Philip Kosloski graduated from the University of Saint Thomas in Minnesota with a Bachelor’s in Philosophy and Catholic Studies and completed his Master of Arts degree in Theology with the Augustine Institute. He is a writer and author of In the Footsteps of a Saint: John Paul II’s Visit to Wisconsin. He blogs at philipkosloski.com and writes to help all Catholics master the art of prayer by conquering the practical obstacles that prevent a fruitful relationship with Christ.
Personally I have had to discern God’s will many times over the years. At first I had to make the big decision of what to do after high school. In the last two years before I graduated, I had a deep conversion and sincerely wanted to do God’s will. At first I thought I was called to enter college and then get married. While praying, I didn’t have a lot of peace about the situation, but I really liked this girl that I was dating. I didn’t want to give it all up, so I persisted and applied to a local university.
Then circumstances changed during the last semester of my senior year and we had to end the relationship. I wasn’t sure what I was supposed to do, but I had a sneaking suspicion that I needed to enter seminary to study to become a priest. So, I returned to prayer and spent most of my free time in front of the tabernacle at a local church. At the time I had been developing an affection for Saint Thérèse of Lisieux and decided to pray her famous “Rose Novena.” Lo and behold, on the ninth day I entered the local church and there was a single red rose at the foot of the altar. It was not in a vase and was simply propped up against the altar….a very strange place for a single rose! I took it as a sign that I needed to apply to seminary.
I entered seminary that year and spent the next three years growing in my faith. I treasure those three years and am eternally thankful for them.
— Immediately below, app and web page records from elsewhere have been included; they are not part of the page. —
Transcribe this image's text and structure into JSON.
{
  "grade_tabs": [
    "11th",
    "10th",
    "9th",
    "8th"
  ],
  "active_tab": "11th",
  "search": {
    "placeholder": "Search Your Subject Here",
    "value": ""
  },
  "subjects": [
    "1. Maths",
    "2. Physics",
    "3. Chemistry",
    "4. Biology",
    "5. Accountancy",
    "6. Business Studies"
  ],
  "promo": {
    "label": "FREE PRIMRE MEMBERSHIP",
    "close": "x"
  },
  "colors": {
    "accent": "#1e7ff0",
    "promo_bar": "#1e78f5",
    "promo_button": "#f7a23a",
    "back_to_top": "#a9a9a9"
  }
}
However, in my third year I felt a calling to explore the religious life. I took it to prayer and visited a few religious monasteries. I felt a lot of peace at one in particular and decided to apply to enter. I was accepted and then discontinued my seminary studies. Shortly after that decision, I felt great agony and unrest, yet I persisted and ignored my feelings. In that same summer before I was to enter this particular religious monastery, there were a series of events that led me to return to prayer and discern a call to married life.
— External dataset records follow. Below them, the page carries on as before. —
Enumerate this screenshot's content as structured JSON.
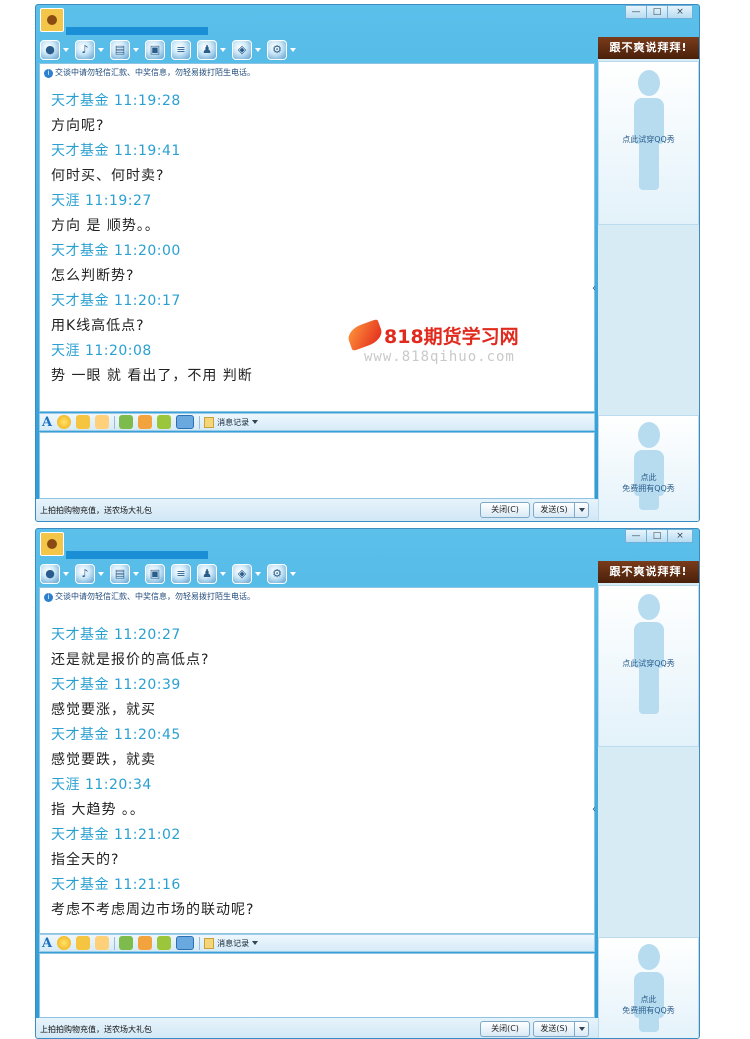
{
  "window_controls": {
    "minimize": "—",
    "maximize": "□",
    "close": "×"
  },
  "toolbar_icons": [
    "video-call-icon",
    "voice-call-icon",
    "send-file-icon",
    "remote-assist-icon",
    "app-icon",
    "group-icon",
    "share-screen-icon",
    "settings-icon"
  ],
  "notice": "交谈中请勿轻信汇款、中奖信息，勿轻易拨打陌生电话。",
  "watermark": {
    "brand": "818期货学习网",
    "url": "www.818qihuo.com"
  },
  "format_bar": {
    "font_glyph": "A",
    "history_label": "消息记录"
  },
  "bottom": {
    "promo": "上拍拍购物充值，送农场大礼包",
    "close_button": "关闭(C)",
    "send_button": "发送(S)"
  },
  "right_panel": {
    "banner": "跟不爽说拜拜!",
    "show_top_text": "点此试穿QQ秀",
    "show_bottom_text_1": "点此",
    "show_bottom_text_2": "免费拥有QQ秀",
    "collapse_arrow": "‹"
  },
  "windows": [
    {
      "messages": [
        {
          "header": "天才基金 11:19:28",
          "text": "方向呢?"
        },
        {
          "header": "天才基金 11:19:41",
          "text": "何时买、何时卖?"
        },
        {
          "header": "天涯 11:19:27",
          "text": "方向 是 顺势。。"
        },
        {
          "header": "天才基金 11:20:00",
          "text": "怎么判断势?"
        },
        {
          "header": "天才基金 11:20:17",
          "text": "用K线高低点?"
        },
        {
          "header": "天涯 11:20:08",
          "text": "势 一眼 就 看出了，不用  判断"
        }
      ]
    },
    {
      "messages": [
        {
          "header": "天才基金 11:20:27",
          "text": "还是就是报价的高低点?"
        },
        {
          "header": "天才基金 11:20:39",
          "text": "感觉要涨，就买"
        },
        {
          "header": "天才基金 11:20:45",
          "text": "感觉要跌，就卖"
        },
        {
          "header": "天涯 11:20:34",
          "text": "指 大趋势 。。"
        },
        {
          "header": "天才基金 11:21:02",
          "text": "指全天的?"
        },
        {
          "header": "天才基金 11:21:16",
          "text": "考虑不考虑周边市场的联动呢?"
        }
      ]
    }
  ]
}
I felt at peace with the decision and returned to college to finish my senior year instead of entering the monastery. I then got married the summer after graduating from college and soon after had to discern where to live and what job to take. As of our wedding day, I was unemployed and my wife had a low-paying job at a local Catholic high school. However, I remained optimistic and placed my trust in God. Soon after we were married, my pastor stopped me after Mass one day and offered me a job. I took it and have been working there for the past 6 years.
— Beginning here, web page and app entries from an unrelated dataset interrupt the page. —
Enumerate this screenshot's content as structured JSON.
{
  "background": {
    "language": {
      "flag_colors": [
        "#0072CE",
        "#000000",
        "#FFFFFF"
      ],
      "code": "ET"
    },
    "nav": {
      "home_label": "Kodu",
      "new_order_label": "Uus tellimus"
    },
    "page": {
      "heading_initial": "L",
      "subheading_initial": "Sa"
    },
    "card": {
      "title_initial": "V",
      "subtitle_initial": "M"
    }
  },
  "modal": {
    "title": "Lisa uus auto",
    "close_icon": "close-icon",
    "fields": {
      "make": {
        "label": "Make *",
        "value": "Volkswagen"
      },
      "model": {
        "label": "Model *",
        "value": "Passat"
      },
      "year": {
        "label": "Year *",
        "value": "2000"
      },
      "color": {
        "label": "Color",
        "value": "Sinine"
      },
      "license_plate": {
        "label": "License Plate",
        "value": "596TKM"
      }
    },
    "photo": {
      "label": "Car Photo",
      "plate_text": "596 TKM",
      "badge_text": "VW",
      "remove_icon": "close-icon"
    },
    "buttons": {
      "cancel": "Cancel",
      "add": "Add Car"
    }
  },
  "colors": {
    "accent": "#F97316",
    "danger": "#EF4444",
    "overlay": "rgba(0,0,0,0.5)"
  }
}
Since then, we have moved twice and have had four children. For each decision we were united in prayer and felt at peace, knowing that we were doing God’s will. It may not have been an easy decision and sometimes great suffering accompanied it, but we always had an interior peace that confirmed we were following the will of God.
I learned along the way that peace is a hallmark of God’s activity and that following God’s will means abiding in His peace. Satan, on the other hand, seeks to divide and conquer and in the process he creates great confusion in our life. His mission is to disturb us and to create disorder. Father Jacques Philippe in his short book, Searching for and Maintaining Peace: A Small Treatise on Peace of Heart, highlights this reality when he writes,
“In effect, one of the most common strategies of the devil in his efforts to distance us from God and to slow our spiritual progress is to attempt to cause the loss of our interior peace. Here is what Dom Lorenzo Scupoli…who was highly esteemed by Saint Francis de Sales, said: ‘The devil does his utmost to banish peace from one’s heart, because he knows that God abides in peace and it is in peace that He accomplishes great things.’”
The key here is to always test the decision and to see if it creates peace or anxiety in our hearts. This is a vital part of discerning God’s will every day, especially when it comes to discerning our vocation in life. Our God is a God of peace.
To learn more about the keys to successful discernment, check out my short eBook “Serviam! A Practical Guide to Discerning God’s Will.”